“Tonight means something very special to me,” said Williams. “It means being a part of something that no doubt will outlive us all. But we didn’t know that in the beginning when we first started and signed with Motown in ’61. And, here we are, back in the great city of Detroit celebrating Motown 60 and Berry Gordy. It’s very special.”
In addition to all of the performances, numerous awards and honors were bestowed. Award recipients included Paul Riser Sr. (legendary Motown arranger and musician), who received the Motown 60 Hitsville Honor; Shelly Berger (longtime manager of The Temptations) received a Hitsville Honor; Suzanne de Passe (former Motown executive instrumental in the rise of the Jackson 5 with Motown) received the Game Changer Award; and Debra Lee (former chair and CEO of BET Networks) was presented the Esther Gordy Edwards Award of Excellence.

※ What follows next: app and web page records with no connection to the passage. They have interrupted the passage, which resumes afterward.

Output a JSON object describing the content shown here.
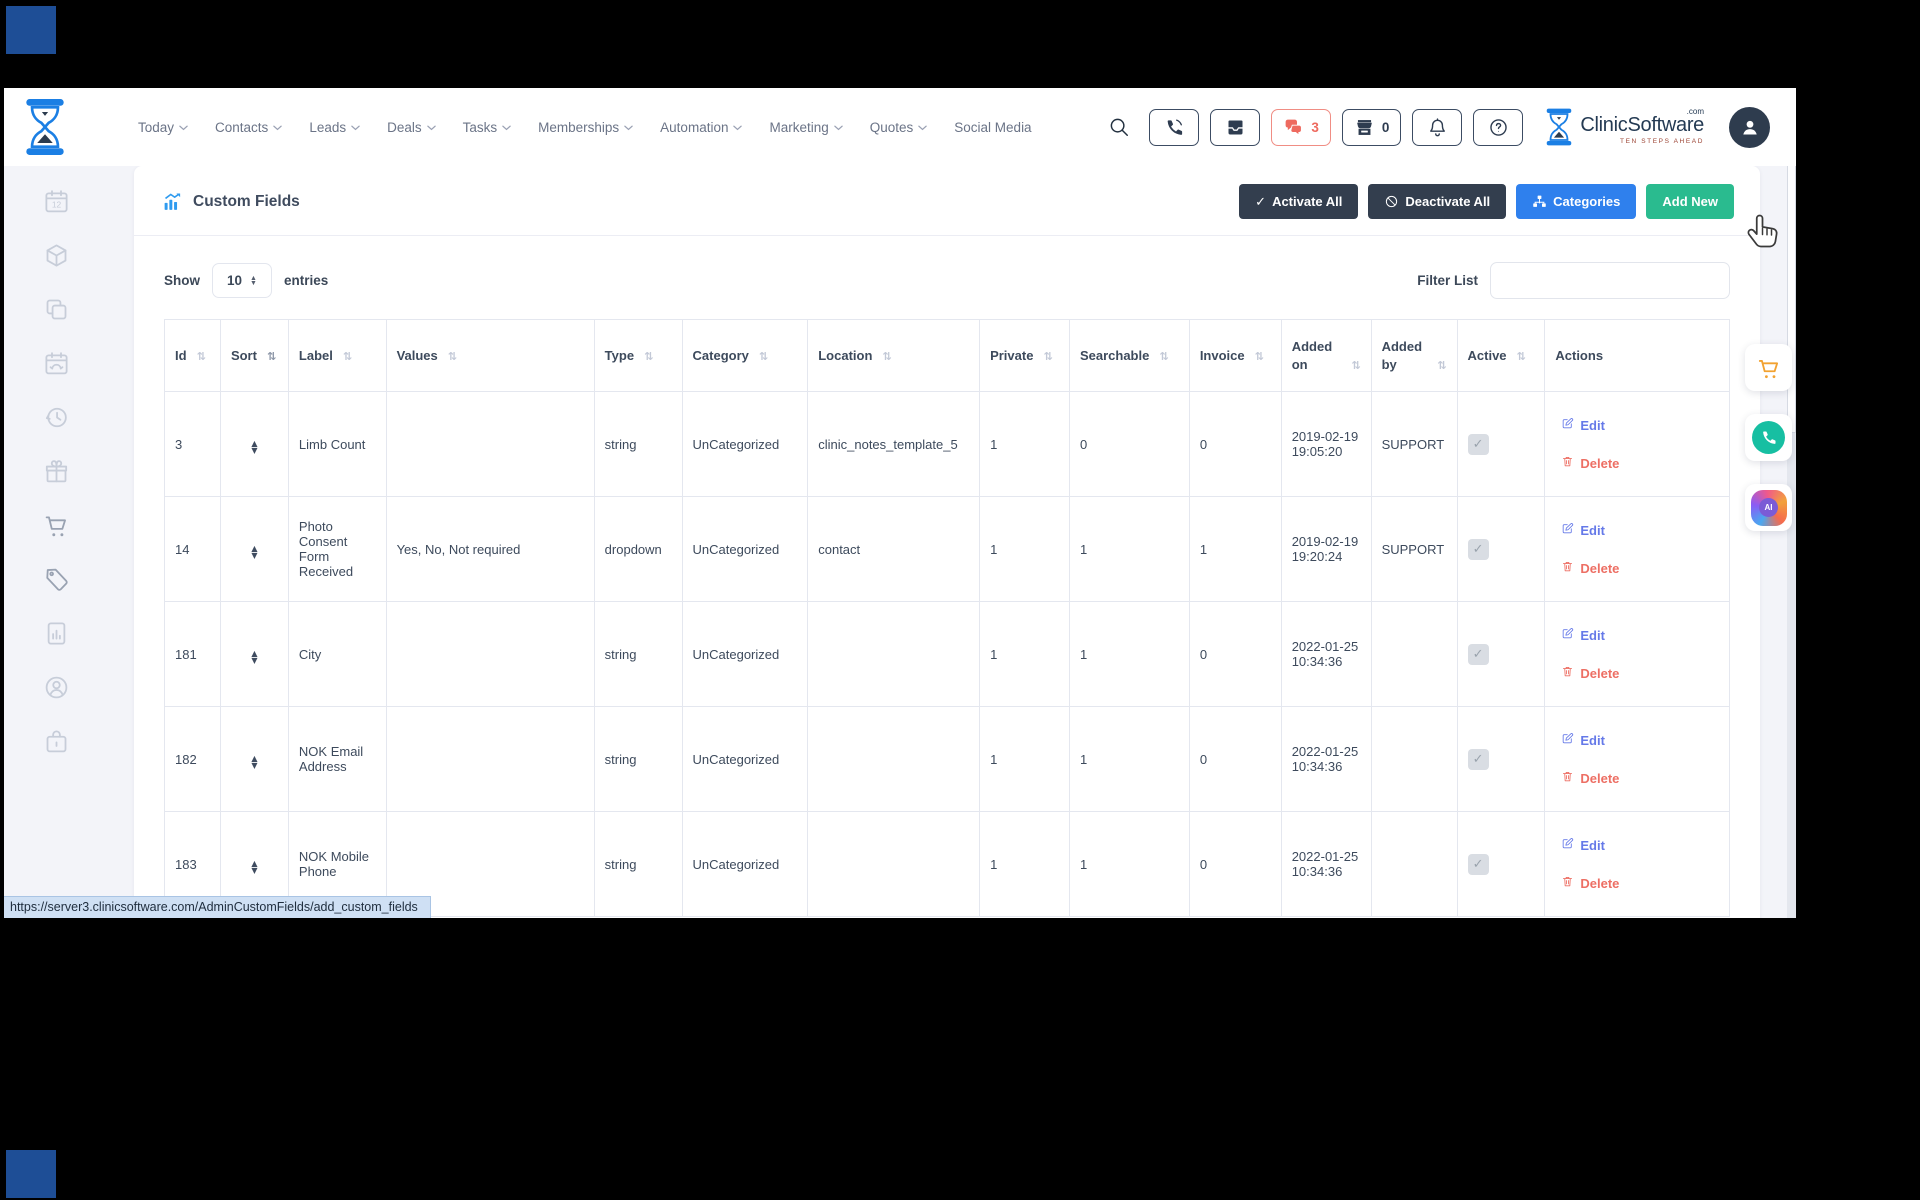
{
  "topnav": {
    "items": [
      {
        "label": "Today",
        "caret": true
      },
      {
        "label": "Contacts",
        "caret": true
      },
      {
        "label": "Leads",
        "caret": true
      },
      {
        "label": "Deals",
        "caret": true
      },
      {
        "label": "Tasks",
        "caret": true
      },
      {
        "label": "Memberships",
        "caret": true
      },
      {
        "label": "Automation",
        "caret": true
      },
      {
        "label": "Marketing",
        "caret": true
      },
      {
        "label": "Quotes",
        "caret": true
      },
      {
        "label": "Social Media",
        "caret": false
      }
    ],
    "icon_buttons": [
      {
        "name": "phone",
        "badge": null,
        "style": "normal"
      },
      {
        "name": "inbox",
        "badge": null,
        "style": "normal"
      },
      {
        "name": "chat",
        "badge": "3",
        "style": "alert"
      },
      {
        "name": "store",
        "badge": "0",
        "style": "normal"
      },
      {
        "name": "bell",
        "badge": null,
        "style": "normal"
      },
      {
        "name": "help",
        "badge": null,
        "style": "normal"
      }
    ],
    "logo": {
      "text": "ClinicSoftware",
      "suffix": ".com",
      "tagline": "TEN STEPS AHEAD"
    }
  },
  "sidebar": {
    "icons": [
      "calendar",
      "package",
      "copy",
      "calendar-sync",
      "history",
      "gift",
      "cart",
      "tag",
      "report",
      "user-circle",
      "case"
    ]
  },
  "page": {
    "title": "Custom Fields",
    "actions": [
      {
        "label": "Activate All",
        "icon": "check",
        "style": "dark"
      },
      {
        "label": "Deactivate All",
        "icon": "ban",
        "style": "dark"
      },
      {
        "label": "Categories",
        "icon": "sitemap",
        "style": "blue"
      },
      {
        "label": "Add New",
        "icon": null,
        "style": "green"
      }
    ]
  },
  "controls": {
    "show": "Show",
    "entries": "entries",
    "page_size": "10",
    "filter_label": "Filter List",
    "filter_value": ""
  },
  "table": {
    "columns": [
      {
        "label": "Id",
        "sortable": true
      },
      {
        "label": "Sort",
        "sortable": true,
        "sorted": true
      },
      {
        "label": "Label",
        "sortable": true
      },
      {
        "label": "Values",
        "sortable": true
      },
      {
        "label": "Type",
        "sortable": true
      },
      {
        "label": "Category",
        "sortable": true
      },
      {
        "label": "Location",
        "sortable": true
      },
      {
        "label": "Private",
        "sortable": true
      },
      {
        "label": "Searchable",
        "sortable": true
      },
      {
        "label": "Invoice",
        "sortable": true
      },
      {
        "label": "Added on",
        "sortable": true
      },
      {
        "label": "Added by",
        "sortable": true
      },
      {
        "label": "Active",
        "sortable": true
      },
      {
        "label": "Actions",
        "sortable": false
      }
    ],
    "rows": [
      {
        "id": "3",
        "label": "Limb Count",
        "values": "",
        "type": "string",
        "category": "UnCategorized",
        "location": "clinic_notes_template_5",
        "private": "1",
        "searchable": "0",
        "invoice": "0",
        "added_on": "2019-02-19 19:05:20",
        "added_by": "SUPPORT",
        "active": true
      },
      {
        "id": "14",
        "label": "Photo Consent Form Received",
        "values": "Yes, No, Not required",
        "type": "dropdown",
        "category": "UnCategorized",
        "location": "contact",
        "private": "1",
        "searchable": "1",
        "invoice": "1",
        "added_on": "2019-02-19 19:20:24",
        "added_by": "SUPPORT",
        "active": true
      },
      {
        "id": "181",
        "label": "City",
        "values": "",
        "type": "string",
        "category": "UnCategorized",
        "location": "",
        "private": "1",
        "searchable": "1",
        "invoice": "0",
        "added_on": "2022-01-25 10:34:36",
        "added_by": "",
        "active": true
      },
      {
        "id": "182",
        "label": "NOK Email Address",
        "values": "",
        "type": "string",
        "category": "UnCategorized",
        "location": "",
        "private": "1",
        "searchable": "1",
        "invoice": "0",
        "added_on": "2022-01-25 10:34:36",
        "added_by": "",
        "active": true
      },
      {
        "id": "183",
        "label": "NOK Mobile Phone",
        "values": "",
        "type": "string",
        "category": "UnCategorized",
        "location": "",
        "private": "1",
        "searchable": "1",
        "invoice": "0",
        "added_on": "2022-01-25 10:34:36",
        "added_by": "",
        "active": true
      }
    ],
    "row_actions": {
      "edit": "Edit",
      "delete": "Delete"
    }
  },
  "status_url": "https://server3.clinicsoftware.com/AdminCustomFields/add_custom_fields",
  "colors": {
    "accent_blue": "#2f80ed",
    "accent_green": "#2abb8f",
    "dark_button": "#333e4e",
    "alert_red": "#ee6a5f",
    "link_edit": "#6579e8",
    "link_delete": "#ed6f64",
    "logo_blue": "#1b7fe4"
  }
}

“How honored I am to receive an award named after Esther Gordy Edwards,” said Lee. “If you would have told me when I was a young girl growing up in Greensboro, North Carolina, listening to The Supremes and The Temptations that I would be standing here today, not only in the company of such legendary Motown artists and figures, but being awarded among them, I wouldn’t have believed it. Motown shaped my life, especially the women of Motown in how they dressed and how they carried themselves. They were my role models.”
The recipient of the Spirit of Motown Award was Ne-Yo, Motown’s Grammy-winning singer and recording artist, who also serves as the label’s senior vice president of A&R.
“I didn’t write a speech, because I wanted to come up here and speak from the heart,” said Ne-Yo. “But the long and short of it is, without Motown there would be no Ne-Yo. I learned the true definition of what black excellence is about by watching Berry Gordy and Motown. I looked up to all the Motown artists who were here before me.”
Presented by Motown Museum, Sunday’s “Motown Honors” capped a full weekend of tributes and celebrations to honor the storied label and its founding father.
Yet, the crowning moment of the weekend-long celebration was Sunday night at Orchestra Hall, which honored and celebrated Berry Gordy for his 60-year dedication to evolving Motown Records into an iconic hit-making machine that changed the world, one song at a time. Film and television director, Lee Daniels, who created TV’s “Empire” presented Gordy with the Motown Legacy Award.
“It’s so wonderful to be back home to feel the love,” said Gordy, who also announced his retirement at the celebration. “I’m always asked, ‘What does the legacy of Motown mean to me?’ The answer is simple. The Motown legacy remains the music we made for all people that reminds us that we are all the same, and that music has no color. It gives voice to honest feelings and helps us understand each other. And I could not have done all of this alone. I’m indebted to a lot people who helped build the Motown Sound and Legacy. I appreciate and love them all!”
Earlier Sunday, Motown Museum officials and stakeholders broke ground on the W. Grand Blvd. facility’s $50 million, 50,000 square-feet expansion project. Other weekend events that saluted Motown 60 included Friday night’s Friends of Fuller Gordy Strikefest, an extravaganza that drew hundreds of fans and Motown Alumni for a night of bowling, fun and musical entertainment. Strikefest spotlighted the life, Motown career and professional bowling career of the late Fuller Gordy (Mr. 700), the oldest of the Gordy siblings.
In addition, a gospel concert was held Saturday at Detroit World Outreach, which featured performances by gospel stars “Tye Tribbett & G.A.,” Tasha Page-Lockhart, Detroiter Kierra “Kiki” Sheard, and Regina Bell. And on Monday, Motown’s Soul in One Celebrity Golf Classic was held at Tam-O-Shanter Country Club just outside of the city.